Work task — Even where a record seems odd, copy it exactly as it appears below.
● ● ● ● ● ● ●
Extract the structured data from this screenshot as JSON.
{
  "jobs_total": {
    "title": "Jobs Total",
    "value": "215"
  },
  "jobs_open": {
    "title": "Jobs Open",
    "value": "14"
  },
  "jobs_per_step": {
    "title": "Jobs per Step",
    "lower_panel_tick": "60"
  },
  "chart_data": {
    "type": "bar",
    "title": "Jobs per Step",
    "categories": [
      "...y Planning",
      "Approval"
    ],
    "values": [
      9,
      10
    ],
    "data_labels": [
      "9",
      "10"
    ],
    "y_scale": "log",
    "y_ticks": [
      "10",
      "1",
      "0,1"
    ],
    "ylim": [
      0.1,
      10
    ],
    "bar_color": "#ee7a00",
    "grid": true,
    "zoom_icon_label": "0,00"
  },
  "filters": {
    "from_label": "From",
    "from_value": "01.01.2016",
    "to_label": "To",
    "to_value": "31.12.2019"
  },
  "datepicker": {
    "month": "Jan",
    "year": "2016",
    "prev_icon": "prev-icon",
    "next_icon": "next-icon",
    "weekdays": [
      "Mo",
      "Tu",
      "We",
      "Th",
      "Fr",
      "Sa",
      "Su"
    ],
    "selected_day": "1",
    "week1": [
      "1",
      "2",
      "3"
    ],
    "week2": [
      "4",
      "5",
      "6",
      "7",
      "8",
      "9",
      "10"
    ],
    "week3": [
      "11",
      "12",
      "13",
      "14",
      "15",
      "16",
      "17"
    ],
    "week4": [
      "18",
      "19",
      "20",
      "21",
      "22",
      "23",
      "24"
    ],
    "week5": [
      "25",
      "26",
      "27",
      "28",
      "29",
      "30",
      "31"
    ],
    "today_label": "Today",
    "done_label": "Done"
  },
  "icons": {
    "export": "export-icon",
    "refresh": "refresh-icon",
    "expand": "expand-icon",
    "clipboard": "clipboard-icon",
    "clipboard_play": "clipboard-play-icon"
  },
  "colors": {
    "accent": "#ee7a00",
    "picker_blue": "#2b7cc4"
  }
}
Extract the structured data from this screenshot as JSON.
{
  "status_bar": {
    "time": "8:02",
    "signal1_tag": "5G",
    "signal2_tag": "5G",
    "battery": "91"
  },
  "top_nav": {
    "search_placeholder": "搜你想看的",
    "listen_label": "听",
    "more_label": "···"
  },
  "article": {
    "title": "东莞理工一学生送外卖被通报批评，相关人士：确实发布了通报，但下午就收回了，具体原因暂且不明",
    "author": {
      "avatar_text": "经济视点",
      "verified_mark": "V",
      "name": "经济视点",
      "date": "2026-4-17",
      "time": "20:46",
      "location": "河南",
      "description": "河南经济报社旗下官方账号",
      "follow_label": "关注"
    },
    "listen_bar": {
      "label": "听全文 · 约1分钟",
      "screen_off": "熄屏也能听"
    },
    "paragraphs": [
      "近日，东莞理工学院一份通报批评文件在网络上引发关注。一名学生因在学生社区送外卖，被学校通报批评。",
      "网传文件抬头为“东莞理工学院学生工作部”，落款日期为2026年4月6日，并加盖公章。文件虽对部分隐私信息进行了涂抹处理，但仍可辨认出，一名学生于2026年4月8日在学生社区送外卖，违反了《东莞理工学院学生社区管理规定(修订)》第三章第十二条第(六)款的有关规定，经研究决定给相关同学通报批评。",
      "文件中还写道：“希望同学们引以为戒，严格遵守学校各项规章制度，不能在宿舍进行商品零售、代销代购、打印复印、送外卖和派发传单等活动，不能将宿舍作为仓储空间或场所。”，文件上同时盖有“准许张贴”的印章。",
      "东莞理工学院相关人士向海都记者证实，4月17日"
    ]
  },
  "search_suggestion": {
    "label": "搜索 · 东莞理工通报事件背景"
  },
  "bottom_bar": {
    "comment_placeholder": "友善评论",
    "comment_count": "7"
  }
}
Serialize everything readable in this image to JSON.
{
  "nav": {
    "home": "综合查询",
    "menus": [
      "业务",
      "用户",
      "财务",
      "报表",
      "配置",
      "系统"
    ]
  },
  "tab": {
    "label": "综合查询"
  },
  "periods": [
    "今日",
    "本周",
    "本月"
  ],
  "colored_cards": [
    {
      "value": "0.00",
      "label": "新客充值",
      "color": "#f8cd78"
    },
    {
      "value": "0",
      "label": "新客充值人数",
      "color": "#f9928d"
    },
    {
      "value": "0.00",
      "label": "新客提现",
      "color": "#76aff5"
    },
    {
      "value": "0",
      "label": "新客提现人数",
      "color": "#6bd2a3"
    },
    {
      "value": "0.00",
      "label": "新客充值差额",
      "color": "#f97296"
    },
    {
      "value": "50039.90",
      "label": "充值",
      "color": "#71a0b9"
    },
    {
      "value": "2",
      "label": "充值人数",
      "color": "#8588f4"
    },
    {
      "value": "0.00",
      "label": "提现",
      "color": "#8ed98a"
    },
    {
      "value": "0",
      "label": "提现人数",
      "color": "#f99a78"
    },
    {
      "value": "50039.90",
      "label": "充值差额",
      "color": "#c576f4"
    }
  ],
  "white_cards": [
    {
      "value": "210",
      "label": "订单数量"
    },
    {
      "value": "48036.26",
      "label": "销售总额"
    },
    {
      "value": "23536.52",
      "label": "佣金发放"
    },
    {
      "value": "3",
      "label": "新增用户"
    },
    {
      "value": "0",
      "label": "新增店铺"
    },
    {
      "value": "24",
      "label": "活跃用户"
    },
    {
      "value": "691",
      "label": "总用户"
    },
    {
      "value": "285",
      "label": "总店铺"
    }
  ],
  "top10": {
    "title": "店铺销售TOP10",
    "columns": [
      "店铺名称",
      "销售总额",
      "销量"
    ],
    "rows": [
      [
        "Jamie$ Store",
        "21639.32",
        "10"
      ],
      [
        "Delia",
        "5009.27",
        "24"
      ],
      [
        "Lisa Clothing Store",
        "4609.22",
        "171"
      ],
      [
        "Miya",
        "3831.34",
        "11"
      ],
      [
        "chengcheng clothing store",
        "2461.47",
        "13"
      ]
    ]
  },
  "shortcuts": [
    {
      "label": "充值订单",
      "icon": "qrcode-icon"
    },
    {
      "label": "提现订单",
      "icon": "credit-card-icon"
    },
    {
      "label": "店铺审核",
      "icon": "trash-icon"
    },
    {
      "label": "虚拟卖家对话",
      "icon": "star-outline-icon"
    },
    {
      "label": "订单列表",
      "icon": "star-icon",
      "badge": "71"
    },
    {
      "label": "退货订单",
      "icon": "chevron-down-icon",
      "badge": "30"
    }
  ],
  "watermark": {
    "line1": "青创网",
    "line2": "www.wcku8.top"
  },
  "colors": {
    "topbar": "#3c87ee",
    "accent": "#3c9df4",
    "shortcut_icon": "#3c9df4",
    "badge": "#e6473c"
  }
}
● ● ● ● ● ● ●
Solved exercise —
Extract the structured data from this screenshot as JSON.
{
  "jobs_total": {
    "title": "Jobs Total",
    "value": "215"
  },
  "jobs_open": {
    "title": "Jobs Open",
    "value": "14"
  },
  "jobs_per_step": {
    "title": "Jobs per Step",
    "lower_panel_tick": "60"
  },
  "chart_data": {
    "type": "bar",
    "title": "Jobs per Step",
    "categories": [
      "...y Planning",
      "Approval"
    ],
    "values": [
      9,
      10
    ],
    "data_labels": [
      "9",
      "10"
    ],
    "y_scale": "log",
    "y_ticks": [
      "10",
      "1",
      "0,1"
    ],
    "ylim": [
      0.1,
      10
    ],
    "bar_color": "#ee7a00",
    "grid": true,
    "zoom_icon_label": "0,00"
  },
  "filters": {
    "from_label": "From",
    "from_value": "01.01.2016",
    "to_label": "To",
    "to_value": "31.12.2019"
  },
  "datepicker": {
    "month": "Jan",
    "year": "2016",
    "prev_icon": "prev-icon",
    "next_icon": "next-icon",
    "weekdays": [
      "Mo",
      "Tu",
      "We",
      "Th",
      "Fr",
      "Sa",
      "Su"
    ],
    "selected_day": "1",
    "week1": [
      "1",
      "2",
      "3"
    ],
    "week2": [
      "4",
      "5",
      "6",
      "7",
      "8",
      "9",
      "10"
    ],
    "week3": [
      "11",
      "12",
      "13",
      "14",
      "15",
      "16",
      "17"
    ],
    "week4": [
      "18",
      "19",
      "20",
      "21",
      "22",
      "23",
      "24"
    ],
    "week5": [
      "25",
      "26",
      "27",
      "28",
      "29",
      "30",
      "31"
    ],
    "today_label": "Today",
    "done_label": "Done"
  },
  "icons": {
    "export": "export-icon",
    "refresh": "refresh-icon",
    "expand": "expand-icon",
    "clipboard": "clipboard-icon",
    "clipboard_play": "clipboard-play-icon"
  },
  "colors": {
    "accent": "#ee7a00",
    "picker_blue": "#2b7cc4"
  }
}
Extract the structured data from this screenshot as JSON.
{
  "status_bar": {
    "time": "8:02",
    "signal1_tag": "5G",
    "signal2_tag": "5G",
    "battery": "91"
  },
  "top_nav": {
    "search_placeholder": "搜你想看的",
    "listen_label": "听",
    "more_label": "···"
  },
  "article": {
    "title": "东莞理工一学生送外卖被通报批评，相关人士：确实发布了通报，但下午就收回了，具体原因暂且不明",
    "author": {
      "avatar_text": "经济视点",
      "verified_mark": "V",
      "name": "经济视点",
      "date": "2026-4-17",
      "time": "20:46",
      "location": "河南",
      "description": "河南经济报社旗下官方账号",
      "follow_label": "关注"
    },
    "listen_bar": {
      "label": "听全文 · 约1分钟",
      "screen_off": "熄屏也能听"
    },
    "paragraphs": [
      "近日，东莞理工学院一份通报批评文件在网络上引发关注。一名学生因在学生社区送外卖，被学校通报批评。",
      "网传文件抬头为“东莞理工学院学生工作部”，落款日期为2026年4月6日，并加盖公章。文件虽对部分隐私信息进行了涂抹处理，但仍可辨认出，一名学生于2026年4月8日在学生社区送外卖，违反了《东莞理工学院学生社区管理规定(修订)》第三章第十二条第(六)款的有关规定，经研究决定给相关同学通报批评。",
      "文件中还写道：“希望同学们引以为戒，严格遵守学校各项规章制度，不能在宿舍进行商品零售、代销代购、打印复印、送外卖和派发传单等活动，不能将宿舍作为仓储空间或场所。”，文件上同时盖有“准许张贴”的印章。",
      "东莞理工学院相关人士向海都记者证实，4月17日"
    ]
  },
  "search_suggestion": {
    "label": "搜索 · 东莞理工通报事件背景"
  },
  "bottom_bar": {
    "comment_placeholder": "友善评论",
    "comment_count": "7"
  }
}
Serialize everything readable in this image to JSON.
{
  "nav": {
    "home": "综合查询",
    "menus": [
      "业务",
      "用户",
      "财务",
      "报表",
      "配置",
      "系统"
    ]
  },
  "tab": {
    "label": "综合查询"
  },
  "periods": [
    "今日",
    "本周",
    "本月"
  ],
  "colored_cards": [
    {
      "value": "0.00",
      "label": "新客充值",
      "color": "#f8cd78"
    },
    {
      "value": "0",
      "label": "新客充值人数",
      "color": "#f9928d"
    },
    {
      "value": "0.00",
      "label": "新客提现",
      "color": "#76aff5"
    },
    {
      "value": "0",
      "label": "新客提现人数",
      "color": "#6bd2a3"
    },
    {
      "value": "0.00",
      "label": "新客充值差额",
      "color": "#f97296"
    },
    {
      "value": "50039.90",
      "label": "充值",
      "color": "#71a0b9"
    },
    {
      "value": "2",
      "label": "充值人数",
      "color": "#8588f4"
    },
    {
      "value": "0.00",
      "label": "提现",
      "color": "#8ed98a"
    },
    {
      "value": "0",
      "label": "提现人数",
      "color": "#f99a78"
    },
    {
      "value": "50039.90",
      "label": "充值差额",
      "color": "#c576f4"
    }
  ],
  "white_cards": [
    {
      "value": "210",
      "label": "订单数量"
    },
    {
      "value": "48036.26",
      "label": "销售总额"
    },
    {
      "value": "23536.52",
      "label": "佣金发放"
    },
    {
      "value": "3",
      "label": "新增用户"
    },
    {
      "value": "0",
      "label": "新增店铺"
    },
    {
      "value": "24",
      "label": "活跃用户"
    },
    {
      "value": "691",
      "label": "总用户"
    },
    {
      "value": "285",
      "label": "总店铺"
    }
  ],
  "top10": {
    "title": "店铺销售TOP10",
    "columns": [
      "店铺名称",
      "销售总额",
      "销量"
    ],
    "rows": [
      [
        "Jamie$ Store",
        "21639.32",
        "10"
      ],
      [
        "Delia",
        "5009.27",
        "24"
      ],
      [
        "Lisa Clothing Store",
        "4609.22",
        "171"
      ],
      [
        "Miya",
        "3831.34",
        "11"
      ],
      [
        "chengcheng clothing store",
        "2461.47",
        "13"
      ]
    ]
  },
  "shortcuts": [
    {
      "label": "充值订单",
      "icon": "qrcode-icon"
    },
    {
      "label": "提现订单",
      "icon": "credit-card-icon"
    },
    {
      "label": "店铺审核",
      "icon": "trash-icon"
    },
    {
      "label": "虚拟卖家对话",
      "icon": "star-outline-icon"
    },
    {
      "label": "订单列表",
      "icon": "star-icon",
      "badge": "71"
    },
    {
      "label": "退货订单",
      "icon": "chevron-down-icon",
      "badge": "30"
    }
  ],
  "watermark": {
    "line1": "青创网",
    "line2": "www.wcku8.top"
  },
  "colors": {
    "topbar": "#3c87ee",
    "accent": "#3c9df4",
    "shortcut_icon": "#3c9df4",
    "badge": "#e6473c"
  }
}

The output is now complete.